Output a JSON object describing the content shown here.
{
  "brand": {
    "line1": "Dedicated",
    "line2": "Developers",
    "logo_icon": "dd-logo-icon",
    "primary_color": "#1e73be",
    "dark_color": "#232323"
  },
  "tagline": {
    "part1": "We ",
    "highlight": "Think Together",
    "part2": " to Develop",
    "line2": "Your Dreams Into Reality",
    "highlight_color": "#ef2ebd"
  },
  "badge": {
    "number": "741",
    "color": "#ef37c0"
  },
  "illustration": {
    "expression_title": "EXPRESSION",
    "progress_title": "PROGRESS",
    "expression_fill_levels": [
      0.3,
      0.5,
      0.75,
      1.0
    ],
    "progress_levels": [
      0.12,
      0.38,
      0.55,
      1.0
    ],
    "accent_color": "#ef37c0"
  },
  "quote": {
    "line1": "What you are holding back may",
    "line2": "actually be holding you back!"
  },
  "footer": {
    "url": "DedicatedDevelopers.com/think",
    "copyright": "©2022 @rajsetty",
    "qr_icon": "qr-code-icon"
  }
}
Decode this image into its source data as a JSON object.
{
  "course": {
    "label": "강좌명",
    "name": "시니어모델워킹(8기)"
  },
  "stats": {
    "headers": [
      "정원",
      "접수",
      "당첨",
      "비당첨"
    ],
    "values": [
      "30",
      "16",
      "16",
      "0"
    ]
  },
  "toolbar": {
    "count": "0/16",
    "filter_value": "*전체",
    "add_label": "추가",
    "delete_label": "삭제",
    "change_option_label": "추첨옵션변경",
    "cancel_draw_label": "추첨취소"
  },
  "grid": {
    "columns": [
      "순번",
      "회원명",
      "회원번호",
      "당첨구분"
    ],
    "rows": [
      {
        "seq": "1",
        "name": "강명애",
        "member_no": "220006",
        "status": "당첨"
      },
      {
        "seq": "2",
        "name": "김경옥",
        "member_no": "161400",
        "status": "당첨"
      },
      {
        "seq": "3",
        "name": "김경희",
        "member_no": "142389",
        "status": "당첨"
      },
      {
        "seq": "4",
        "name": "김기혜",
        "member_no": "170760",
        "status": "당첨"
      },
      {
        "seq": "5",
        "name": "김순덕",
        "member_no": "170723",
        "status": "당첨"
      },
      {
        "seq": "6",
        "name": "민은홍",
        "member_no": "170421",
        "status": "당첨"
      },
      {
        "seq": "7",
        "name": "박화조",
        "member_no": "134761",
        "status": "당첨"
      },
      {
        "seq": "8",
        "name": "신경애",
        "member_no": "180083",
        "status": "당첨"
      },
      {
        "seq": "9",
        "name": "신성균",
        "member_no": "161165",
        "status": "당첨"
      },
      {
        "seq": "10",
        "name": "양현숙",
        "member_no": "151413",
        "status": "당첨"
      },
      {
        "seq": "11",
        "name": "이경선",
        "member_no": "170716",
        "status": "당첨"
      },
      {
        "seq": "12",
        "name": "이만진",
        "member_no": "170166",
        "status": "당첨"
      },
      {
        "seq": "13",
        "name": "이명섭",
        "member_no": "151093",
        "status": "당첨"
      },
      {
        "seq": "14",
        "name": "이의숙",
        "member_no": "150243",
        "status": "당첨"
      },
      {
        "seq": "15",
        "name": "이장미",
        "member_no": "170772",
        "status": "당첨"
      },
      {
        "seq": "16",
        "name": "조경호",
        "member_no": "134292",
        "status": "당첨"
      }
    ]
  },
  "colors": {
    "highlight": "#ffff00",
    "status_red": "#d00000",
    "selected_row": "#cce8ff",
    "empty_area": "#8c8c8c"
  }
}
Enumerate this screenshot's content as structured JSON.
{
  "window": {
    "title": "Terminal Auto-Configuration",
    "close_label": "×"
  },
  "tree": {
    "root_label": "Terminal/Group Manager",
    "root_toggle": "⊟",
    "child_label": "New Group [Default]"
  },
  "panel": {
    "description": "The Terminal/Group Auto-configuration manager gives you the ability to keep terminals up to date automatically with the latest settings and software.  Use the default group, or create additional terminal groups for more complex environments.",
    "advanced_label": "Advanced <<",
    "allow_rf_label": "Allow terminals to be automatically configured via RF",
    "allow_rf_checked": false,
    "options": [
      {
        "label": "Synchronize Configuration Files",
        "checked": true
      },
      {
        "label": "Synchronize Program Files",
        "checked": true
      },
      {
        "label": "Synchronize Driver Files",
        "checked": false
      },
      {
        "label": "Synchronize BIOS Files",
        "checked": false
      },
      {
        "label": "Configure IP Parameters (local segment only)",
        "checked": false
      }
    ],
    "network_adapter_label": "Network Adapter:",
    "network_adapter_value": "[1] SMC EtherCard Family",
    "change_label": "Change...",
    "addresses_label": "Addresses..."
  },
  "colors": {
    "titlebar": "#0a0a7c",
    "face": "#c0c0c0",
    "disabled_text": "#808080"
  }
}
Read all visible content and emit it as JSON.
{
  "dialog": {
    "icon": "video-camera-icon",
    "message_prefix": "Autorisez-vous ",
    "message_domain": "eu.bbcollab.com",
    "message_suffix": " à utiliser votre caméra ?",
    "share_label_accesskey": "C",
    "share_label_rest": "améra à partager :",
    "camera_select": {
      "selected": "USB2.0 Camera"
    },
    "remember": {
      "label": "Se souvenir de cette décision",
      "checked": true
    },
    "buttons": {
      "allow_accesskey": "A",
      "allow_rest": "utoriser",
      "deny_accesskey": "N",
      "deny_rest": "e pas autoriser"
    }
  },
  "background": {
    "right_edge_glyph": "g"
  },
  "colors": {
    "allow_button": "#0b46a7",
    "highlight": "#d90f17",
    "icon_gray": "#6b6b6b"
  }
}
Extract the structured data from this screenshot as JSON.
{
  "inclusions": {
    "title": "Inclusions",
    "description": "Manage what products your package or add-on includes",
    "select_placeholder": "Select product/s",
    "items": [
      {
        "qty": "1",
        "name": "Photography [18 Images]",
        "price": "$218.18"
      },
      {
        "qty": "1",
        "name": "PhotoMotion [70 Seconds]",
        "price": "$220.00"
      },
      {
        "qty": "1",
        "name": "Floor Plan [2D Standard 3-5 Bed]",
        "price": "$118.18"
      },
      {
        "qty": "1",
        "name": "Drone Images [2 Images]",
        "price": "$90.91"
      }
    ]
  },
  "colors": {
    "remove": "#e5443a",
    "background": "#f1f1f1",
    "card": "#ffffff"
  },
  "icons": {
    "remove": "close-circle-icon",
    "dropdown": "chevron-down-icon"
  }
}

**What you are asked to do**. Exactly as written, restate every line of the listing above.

**Response box**.
Output a JSON object describing the content shown here.
{
  "brand": {
    "line1": "Dedicated",
    "line2": "Developers",
    "logo_icon": "dd-logo-icon",
    "primary_color": "#1e73be",
    "dark_color": "#232323"
  },
  "tagline": {
    "part1": "We ",
    "highlight": "Think Together",
    "part2": " to Develop",
    "line2": "Your Dreams Into Reality",
    "highlight_color": "#ef2ebd"
  },
  "badge": {
    "number": "741",
    "color": "#ef37c0"
  },
  "illustration": {
    "expression_title": "EXPRESSION",
    "progress_title": "PROGRESS",
    "expression_fill_levels": [
      0.3,
      0.5,
      0.75,
      1.0
    ],
    "progress_levels": [
      0.12,
      0.38,
      0.55,
      1.0
    ],
    "accent_color": "#ef37c0"
  },
  "quote": {
    "line1": "What you are holding back may",
    "line2": "actually be holding you back!"
  },
  "footer": {
    "url": "DedicatedDevelopers.com/think",
    "copyright": "©2022 @rajsetty",
    "qr_icon": "qr-code-icon"
  }
}
Decode this image into its source data as a JSON object.
{
  "course": {
    "label": "강좌명",
    "name": "시니어모델워킹(8기)"
  },
  "stats": {
    "headers": [
      "정원",
      "접수",
      "당첨",
      "비당첨"
    ],
    "values": [
      "30",
      "16",
      "16",
      "0"
    ]
  },
  "toolbar": {
    "count": "0/16",
    "filter_value": "*전체",
    "add_label": "추가",
    "delete_label": "삭제",
    "change_option_label": "추첨옵션변경",
    "cancel_draw_label": "추첨취소"
  },
  "grid": {
    "columns": [
      "순번",
      "회원명",
      "회원번호",
      "당첨구분"
    ],
    "rows": [
      {
        "seq": "1",
        "name": "강명애",
        "member_no": "220006",
        "status": "당첨"
      },
      {
        "seq": "2",
        "name": "김경옥",
        "member_no": "161400",
        "status": "당첨"
      },
      {
        "seq": "3",
        "name": "김경희",
        "member_no": "142389",
        "status": "당첨"
      },
      {
        "seq": "4",
        "name": "김기혜",
        "member_no": "170760",
        "status": "당첨"
      },
      {
        "seq": "5",
        "name": "김순덕",
        "member_no": "170723",
        "status": "당첨"
      },
      {
        "seq": "6",
        "name": "민은홍",
        "member_no": "170421",
        "status": "당첨"
      },
      {
        "seq": "7",
        "name": "박화조",
        "member_no": "134761",
        "status": "당첨"
      },
      {
        "seq": "8",
        "name": "신경애",
        "member_no": "180083",
        "status": "당첨"
      },
      {
        "seq": "9",
        "name": "신성균",
        "member_no": "161165",
        "status": "당첨"
      },
      {
        "seq": "10",
        "name": "양현숙",
        "member_no": "151413",
        "status": "당첨"
      },
      {
        "seq": "11",
        "name": "이경선",
        "member_no": "170716",
        "status": "당첨"
      },
      {
        "seq": "12",
        "name": "이만진",
        "member_no": "170166",
        "status": "당첨"
      },
      {
        "seq": "13",
        "name": "이명섭",
        "member_no": "151093",
        "status": "당첨"
      },
      {
        "seq": "14",
        "name": "이의숙",
        "member_no": "150243",
        "status": "당첨"
      },
      {
        "seq": "15",
        "name": "이장미",
        "member_no": "170772",
        "status": "당첨"
      },
      {
        "seq": "16",
        "name": "조경호",
        "member_no": "134292",
        "status": "당첨"
      }
    ]
  },
  "colors": {
    "highlight": "#ffff00",
    "status_red": "#d00000",
    "selected_row": "#cce8ff",
    "empty_area": "#8c8c8c"
  }
}
Enumerate this screenshot's content as structured JSON.
{
  "window": {
    "title": "Terminal Auto-Configuration",
    "close_label": "×"
  },
  "tree": {
    "root_label": "Terminal/Group Manager",
    "root_toggle": "⊟",
    "child_label": "New Group [Default]"
  },
  "panel": {
    "description": "The Terminal/Group Auto-configuration manager gives you the ability to keep terminals up to date automatically with the latest settings and software.  Use the default group, or create additional terminal groups for more complex environments.",
    "advanced_label": "Advanced <<",
    "allow_rf_label": "Allow terminals to be automatically configured via RF",
    "allow_rf_checked": false,
    "options": [
      {
        "label": "Synchronize Configuration Files",
        "checked": true
      },
      {
        "label": "Synchronize Program Files",
        "checked": true
      },
      {
        "label": "Synchronize Driver Files",
        "checked": false
      },
      {
        "label": "Synchronize BIOS Files",
        "checked": false
      },
      {
        "label": "Configure IP Parameters (local segment only)",
        "checked": false
      }
    ],
    "network_adapter_label": "Network Adapter:",
    "network_adapter_value": "[1] SMC EtherCard Family",
    "change_label": "Change...",
    "addresses_label": "Addresses..."
  },
  "colors": {
    "titlebar": "#0a0a7c",
    "face": "#c0c0c0",
    "disabled_text": "#808080"
  }
}
Read all visible content and emit it as JSON.
{
  "dialog": {
    "icon": "video-camera-icon",
    "message_prefix": "Autorisez-vous ",
    "message_domain": "eu.bbcollab.com",
    "message_suffix": " à utiliser votre caméra ?",
    "share_label_accesskey": "C",
    "share_label_rest": "améra à partager :",
    "camera_select": {
      "selected": "USB2.0 Camera"
    },
    "remember": {
      "label": "Se souvenir de cette décision",
      "checked": true
    },
    "buttons": {
      "allow_accesskey": "A",
      "allow_rest": "utoriser",
      "deny_accesskey": "N",
      "deny_rest": "e pas autoriser"
    }
  },
  "background": {
    "right_edge_glyph": "g"
  },
  "colors": {
    "allow_button": "#0b46a7",
    "highlight": "#d90f17",
    "icon_gray": "#6b6b6b"
  }
}
Extract the structured data from this screenshot as JSON.
{
  "inclusions": {
    "title": "Inclusions",
    "description": "Manage what products your package or add-on includes",
    "select_placeholder": "Select product/s",
    "items": [
      {
        "qty": "1",
        "name": "Photography [18 Images]",
        "price": "$218.18"
      },
      {
        "qty": "1",
        "name": "PhotoMotion [70 Seconds]",
        "price": "$220.00"
      },
      {
        "qty": "1",
        "name": "Floor Plan [2D Standard 3-5 Bed]",
        "price": "$118.18"
      },
      {
        "qty": "1",
        "name": "Drone Images [2 Images]",
        "price": "$90.91"
      }
    ]
  },
  "colors": {
    "remove": "#e5443a",
    "background": "#f1f1f1",
    "card": "#ffffff"
  },
  "icons": {
    "remove": "close-circle-icon",
    "dropdown": "chevron-down-icon"
  }
}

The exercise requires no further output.